Leaders are meant to be authors of great ideas and wild dreams, taking a simple problem and applying a unique form of creativity to imagine the possibilities. As the dream takes shape, a leader must also determine and define for themselves and for their group how success will be measured. If we only defined success as achieved after we had reached and perfected our dreams, no one would ever feel that deep sense of accomplishment. Never knowing the taste of victory can demoralize and dishearten those you serve. Within little goals and aspirations can a group find the will and energy to continue serving their ultimate purpose; it is through those "baby steps" that Mother Nature perfected the natural world and that we will come closer to reaching our own summits.

As a leader, celebrate victories often. Always seek out and learn to identify the building blocks that become the foundation of a truly great achievement and with every block placed, have a party. Observe the world around you and see that even the largest tree in a forest was once a sapling, the deepest canyon, a shallow hole, the widest river, a trickling stream and the oldest mountains, a modest hill. A servant leader can look beyond the horizon of tomorrow and believe that although what they do today may seem small and insignificant, they too will someday realize their ultimate dream.

Restless Renewal – The Art of Continuous Innovation

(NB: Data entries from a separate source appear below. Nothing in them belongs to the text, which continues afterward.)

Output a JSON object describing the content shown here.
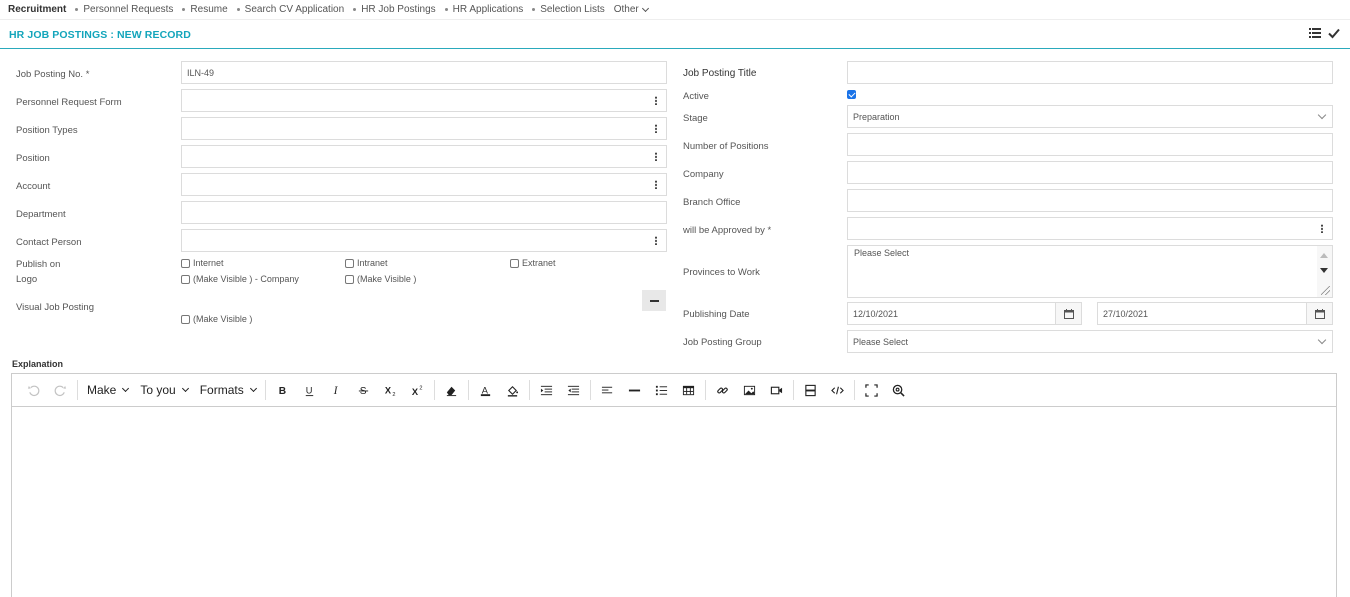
{
  "nav": {
    "items": [
      "Recruitment",
      "Personnel Requests",
      "Resume",
      "Search CV Application",
      "HR Job Postings",
      "HR Applications",
      "Selection Lists",
      "Other"
    ]
  },
  "header": {
    "title": "HR JOB POSTINGS : NEW RECORD"
  },
  "left": {
    "job_posting_no": {
      "label": "Job Posting No. *",
      "value": "ILN-49"
    },
    "personnel_request_form": {
      "label": "Personnel Request Form",
      "value": ""
    },
    "position_types": {
      "label": "Position Types",
      "value": ""
    },
    "position": {
      "label": "Position",
      "value": ""
    },
    "account": {
      "label": "Account",
      "value": ""
    },
    "department": {
      "label": "Department",
      "value": ""
    },
    "contact_person": {
      "label": "Contact Person",
      "value": ""
    },
    "publish_on": {
      "label": "Publish on",
      "options": [
        "Internet",
        "Intranet",
        "Extranet"
      ]
    },
    "logo": {
      "label": "Logo",
      "options": [
        "(Make Visible ) - Company",
        "(Make Visible )"
      ]
    },
    "visual_job_posting": {
      "label": "Visual Job Posting",
      "option": "(Make Visible )"
    }
  },
  "right": {
    "job_posting_title": {
      "label": "Job Posting Title",
      "value": ""
    },
    "active": {
      "label": "Active",
      "checked": true
    },
    "stage": {
      "label": "Stage",
      "value": "Preparation"
    },
    "number_of_positions": {
      "label": "Number of Positions",
      "value": ""
    },
    "company": {
      "label": "Company",
      "value": ""
    },
    "branch_office": {
      "label": "Branch Office",
      "value": ""
    },
    "approved_by": {
      "label": "will be Approved by *",
      "value": ""
    },
    "provinces": {
      "label": "Provinces to Work",
      "value": "Please Select"
    },
    "publishing_date": {
      "label": "Publishing Date",
      "start": "12/10/2021",
      "end": "27/10/2021"
    },
    "job_posting_group": {
      "label": "Job Posting Group",
      "value": "Please Select"
    }
  },
  "explanation": {
    "label": "Explanation"
  },
  "editor": {
    "menus": [
      "Make",
      "To you",
      "Formats"
    ]
  },
  "colors": {
    "accent": "#13a5bb",
    "checkbox": "#1a73e8"
  }
}
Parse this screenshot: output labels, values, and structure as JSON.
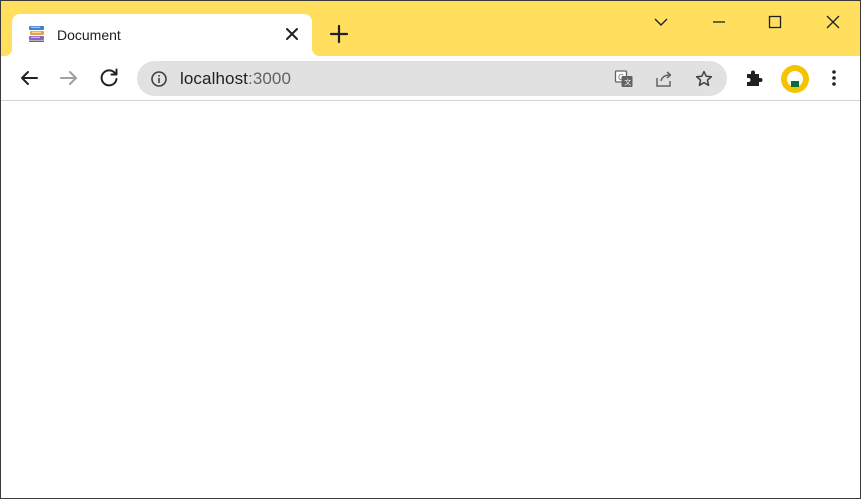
{
  "browser": {
    "tab": {
      "title": "Document",
      "favicon": "books-icon"
    },
    "address_bar": {
      "host": "localhost",
      "port": ":3000"
    },
    "icons": {
      "back": "arrow-left-icon",
      "forward": "arrow-right-icon",
      "reload": "reload-icon",
      "info": "info-icon",
      "translate": "translate-icon",
      "share": "share-icon",
      "bookmark": "star-icon",
      "extensions": "puzzle-icon",
      "menu": "kebab-menu-icon",
      "tab_search": "chevron-down-icon",
      "minimize": "minimize-icon",
      "maximize": "maximize-icon",
      "close": "close-icon"
    },
    "colors": {
      "frame": "#ffdf5d",
      "omnibox": "#e1e1e1",
      "avatar": "#f5c400"
    }
  }
}
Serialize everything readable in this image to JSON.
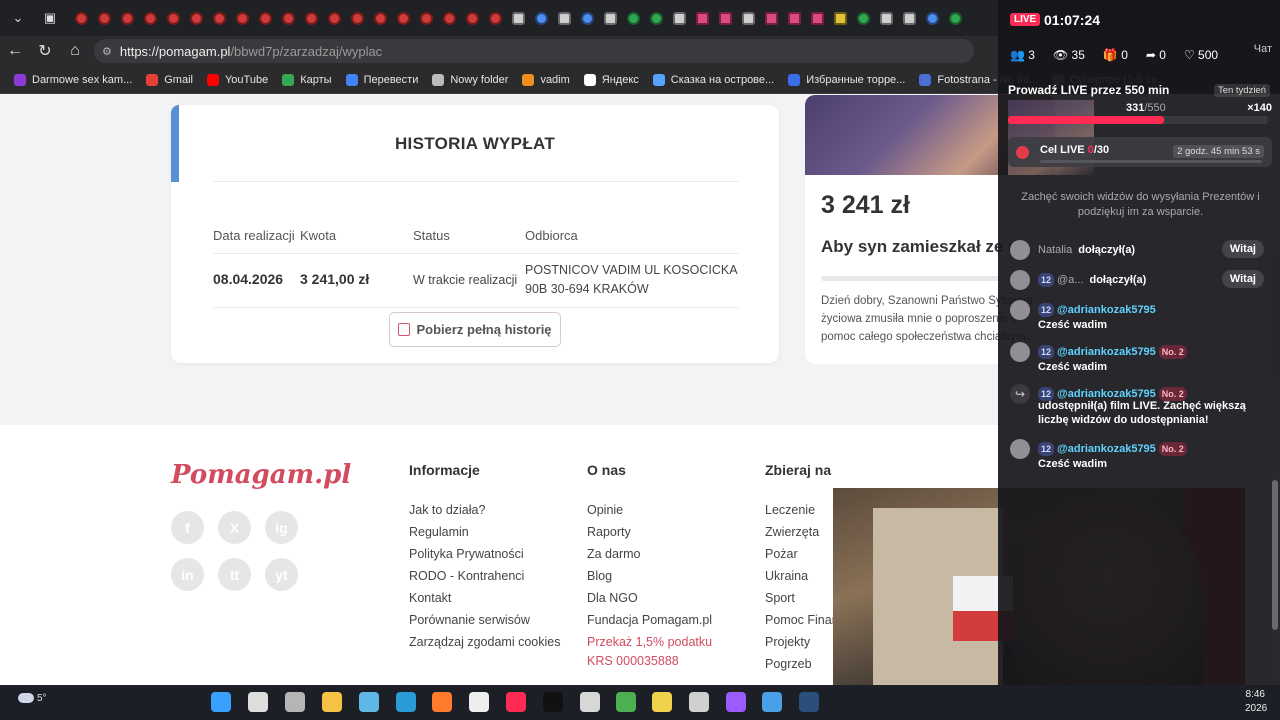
{
  "browser": {
    "url_host": "https://pomagam.pl",
    "url_path": "/bbwd7p/zarzadzaj/wyplac",
    "bookmarks": [
      {
        "label": "Darmowe sex kam...",
        "color": "#8c3bd9"
      },
      {
        "label": "Gmail",
        "color": "#e44134"
      },
      {
        "label": "YouTube",
        "color": "#ff0000"
      },
      {
        "label": "Карты",
        "color": "#34a853"
      },
      {
        "label": "Перевести",
        "color": "#4285f4"
      },
      {
        "label": "Nowy folder",
        "color": "#bbbbbb"
      },
      {
        "label": "vadim",
        "color": "#f28c1e"
      },
      {
        "label": "Яндекс",
        "color": "#ffffff"
      },
      {
        "label": "Сказка на острове...",
        "color": "#55a4ff"
      },
      {
        "label": "Избранные торре...",
        "color": "#3a6ee8"
      },
      {
        "label": "Fotostrana - No Int...",
        "color": "#4b6fd6"
      },
      {
        "label": "Суперпрo (1-6 се...",
        "color": "#888888"
      }
    ]
  },
  "history": {
    "title": "HISTORIA WYPŁAT",
    "columns": [
      "Data realizacji",
      "Kwota",
      "Status",
      "Odbiorca"
    ],
    "row": {
      "date": "08.04.2026",
      "amount": "3 241,00 zł",
      "status": "W trakcie realizacji",
      "recipient_line1": "POSTNICOV VADIM UL KOSOCICKA",
      "recipient_line2": "90B 30-694 KRAKÓW"
    },
    "download_label": "Pobierz pełną historię"
  },
  "campaign": {
    "amount": "3 241 zł",
    "title": "Aby syn zamieszkał ze m",
    "description": "Dzień dobry, Szanowni Państwo Sytuacja życiowa zmusiła mnie o poproszenie o pomoc całego społeczeństwa chciałbym..."
  },
  "footer": {
    "brand": "Pomagam.pl",
    "socials": [
      "f",
      "X",
      "ig",
      "in",
      "tt",
      "yt"
    ],
    "informacje_title": "Informacje",
    "informacje": [
      "Jak to działa?",
      "Regulamin",
      "Polityka Prywatności",
      "RODO - Kontrahenci",
      "Kontakt",
      "Porównanie serwisów",
      "Zarządzaj zgodami cookies"
    ],
    "onas_title": "O nas",
    "onas": [
      "Opinie",
      "Raporty",
      "Za darmo",
      "Blog",
      "Dla NGO",
      "Fundacja Pomagam.pl"
    ],
    "tax_line1": "Przekaż 1,5% podatku",
    "tax_line2": "KRS 000035888",
    "zbieraj_title": "Zbieraj na",
    "zbieraj": [
      "Leczenie",
      "Zwierzęta",
      "Pożar",
      "Ukraina",
      "Sport",
      "Pomoc Finan",
      "Projekty",
      "Pogrzeb"
    ]
  },
  "live": {
    "badge": "LIVE",
    "timer": "01:07:24",
    "followers": "3",
    "viewers": "35",
    "gifts": "0",
    "shares": "0",
    "likes": "500",
    "chat_label": "Чат",
    "goal_title": "Prowadź LIVE przez 550 min",
    "goal_period": "Ten tydzień",
    "goal_current": "331",
    "goal_total": "/550",
    "goal_progress": 0.6,
    "goal_gems": "×140",
    "cel_label": "Cel LIVE ",
    "cel_progress": "0",
    "cel_total": "/30",
    "cel_time": "2 godz. 45 min 53 s",
    "encourage": "Zachęć swoich widzów do wysyłania Prezentów i podziękuj im za wsparcie.",
    "messages": [
      {
        "user": "Natalia",
        "action": "dołączył(a)",
        "button": "Witaj"
      },
      {
        "user": "@a...",
        "badge": "12",
        "action": "dołączył(a)",
        "button": "Witaj"
      },
      {
        "user": "@adriankozak5795",
        "badge": "12",
        "text": "Cześć wadim"
      },
      {
        "user": "@adriankozak5795",
        "badge": "12",
        "rank": "No. 2",
        "text": "Cześć wadim"
      },
      {
        "user": "@adriankozak5795",
        "badge": "12",
        "rank": "No. 2",
        "text": "udostępnił(a) film LIVE. Zachęć większą liczbę widzów do udostępniania!"
      },
      {
        "user": "@adriankozak5795",
        "badge": "12",
        "rank": "No. 2",
        "text": "Cześć wadim"
      }
    ]
  },
  "taskbar": {
    "temp": "5°",
    "time": "8:46",
    "year": "2026"
  }
}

As I've discussed many times before, I'm confident that innovation is the key to sustained success in business. It cannot be simple coincidence that the top companies in the world are also the most innovative companies in the world. As a leader, you must create a culture of restless renewal that drives innovation and change in your organization.

Why do I say innovation and change? Because innovation – the creative process of re-evaluating ideas – is not enough to deliver success. If leaders don't take the next step and test opportunities to evolve, then innovation is meaningless.
The pages of corporate failures are littered with stories of innovation that didn't deliver change.

For example, did you know that now defunct KODAK invented the digital camera… in 1975? In fact, nearly every digital camera and smartphone in existence today relies on some form of KODAK's patent for digital cameras. But rather than pursue a ground-breaking innovation, KODAK management passed on a segment-shattering change and stuck to film. While the company was innovative, the leadership lacked the vision to embrace change.

In my Twitter feed, I've collected a few more stories of continuous innovation this week, under the hashtag #restlessrenewal:

How Nick Saban's process would change your business
A nice look behind the scenes at how Alabama Crimson Tide coach Nick Saban's drive to lead innovation for his team helped build a the most elite organization in college football today (But still… #GoNoles!)

Chick-fil-A is making an unprecedented move to hook millennial moms
Chick-fil-A's commitment to innovation extends to every guest touchpoint, even the drive-thru

This Is How The Patriots Dynasty Was Built
A great example of how innovation – and restless renewal – drove the Patriots to become a modern NFL dynasty